Baby Gorillas Are Just Like Us

Baby Gorillas Are Just Like Us

Photo: Ryan E. PoplinMischief? Me? Never!

Baby gorillas cling to their mothers, horse around with their fathers, get up to all kinds of mischief the moment they can move around on their own, make a mess with their food, yet still like their mother’s milk the best – in short, do everything human babies would do. The following images bear testimony to this. Be warned – aww-inspiring moments ahead.

Rockabye baby…
Gorilla baby sleeping on motherPhoto: bartdubelaar
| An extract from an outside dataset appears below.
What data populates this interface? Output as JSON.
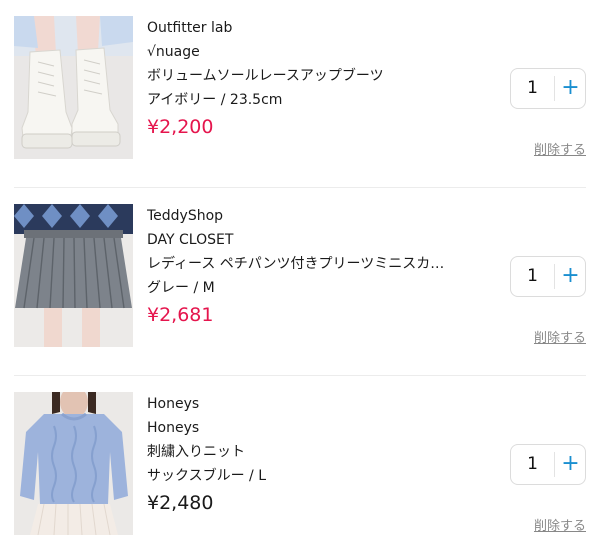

The genetic similarity between humans and apes is at a remarkable 98-99%. That’s pretty darn close. If you still have doubts, just search for “baby gorilla” on any of the major search engines and you’ll get loads of potty training tips. Which makes one wonder if gorilla mothers have so much of the same difficulty potty training their young that they also have to look for help on the Internet.

Hm, now what could I do next?
Gorilla baby playingPhoto: Lauren Elyse

But jokes aside, the gorillas’ life span development is very similar to that of humans. Recent studies comparing gorilla and human learning have even proven that gorilla babies learn faster in many respects and are actually smarter than their human counterparts. But let’s look at some facts.

Coochy coochy coo
Gorilla baby with motherPhoto: Rennet Stowe

The gorilla’s gestation period is 8½ months, very close to our approximate 9 months. Gorilla mothers usually wait three to four years between births because that’s how long infants stay with them. Smart move. They also only have about three babies in their lifetime. Gorilla females mature at 10–12 years; that’s when puberty kicks in for girls; male apes and boys hit it at 11–13 years.

Newborn gorillas weigh only about 3-4 pounds as compared to the 6-8 pounds of human babies. Like human mothers, gorilla moms nurse their young – usually for much longer, about 2 ½ years.

Hm, yummy:
Gorilla mother nursingPhoto: Clara S.

Baby gorillas are out and about much earlier than human babies – they crawl at about two months while the latter only sit upright at around six months.

Almost there – here’s your favourite toy, come and get it:
Gorilla baby climbingPhoto: Ryan E. Poplin

Gorillas walk before they are nine months old, a feat only the quickest of human babies would master. But until then, similar to human babies, they try to cling to their mothers as much as they can. Gorilla babies learn to grasp their mother’s fur to ride on their backs at the age of four months and seem to have a blast doing it. They stay there and even eat and sleep on their mother’s back.

Hey, stop pulling my hair!
Gorilla baby on mother's backPhoto: Silvain de Munck

Once weaned, baby gorillas also leave their mother’s sleeping nest and build their own. If only human mothers were that lucky!

So tired…
Mother and baby gorilla sleepingPhoto: Arkansas Shutterbug

Says photographer Tanya Spillane about her capture at Little Rock Zoo: “This little 5-month-old baby kept playing while mom wanted to sleep. Mom grabbed her and attempted to snuggle with her, but the baby would have nothing to do with sleeping.” Sound familiar to the moms out there?

Gorillas are considered highly intelligent and tool-use is common. They communicate via an intricate system of sounds and gestures – a clue as to how early humans may have communicated. Some individual gorillas, Koko being the most famous example, have even learned a subset of sign language and have communicated successfully with it. The following scenes really speak for themselves.

Gotcha! How many times do I have to tell you not to dig your nose?
Gorilla baby and motherPhoto: Mila Zinkova

Now keep that dirty hand out of your mouth!
Gorilla baby with motherPhoto: Ryan E. Poplin

Wouldn’t want to mess with this gorilla mother:
Stern gorilla mother with babyPhoto: Marieke IJsendoorn-Kuijpers

Says psychologist Dr. Gillian Sebestyen Forrester after researching a family group of gorillas over a long period of time: “Apes, like humans, use a range of nonverbal communicative social skills, such as facial expression, eye gaze and manual gestures, and tactile signals, such as grooming and huddling, which are used for social cohesion. Analysing synchronous physical action can help us identify communication signals and may prove a better way to understand of how animals ‘talk’ to each other.”

Gorilla behaviour, judging by the pics used here, actually seems quite self-explanatory with facial expressions being so explicit. Finally, here’s an adorable video of human and gorilla babies playing together – peek-a-boo, running and chasing, playing with toys and clapping are universal languages.

Sources: 1, 2, 3, 4